According to research from the Cyberbullying Research Center, self-cyberbullying -- where someone posts hurtful or mean things about themselves in order to garner sympathy or attention -- occurs in about 6 percent of kids ages 12 to 17. This form of self-bullying occurs in higher rates among girls, according to the research.
The Doctors explain that in many instances kids will self-cyberbullying in order to protect themselves preemptively.
So what can parents do to help protect their kids from this type of bullying?
Clinical psychologist Dr. Judy Ho, who has treated many teens suffering from this disturbing trend, feels it's the responsibility of the parent to monitor their online activities. She urges parents to not be shy or worry about intruding on their kid's online life. She feels parental monitoring is the biggest factor in promoting positive outcomes for kids. She also says parents need to have access to their child's online passwords.

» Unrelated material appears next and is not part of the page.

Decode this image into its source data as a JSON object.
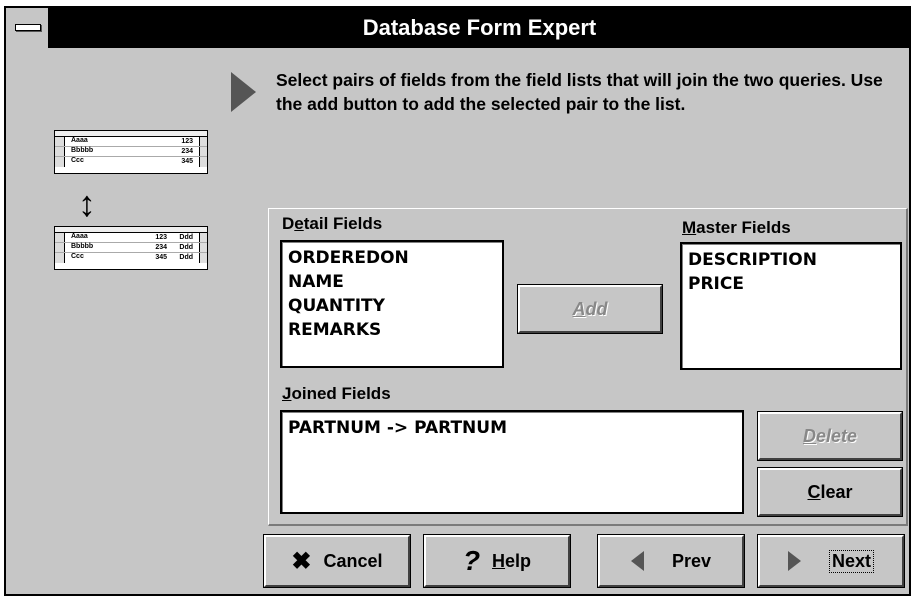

Dr. Judy also stresses the importance of communication with your child and also being aware of changes in patterns like sleep and usage of devices like phones or tablets.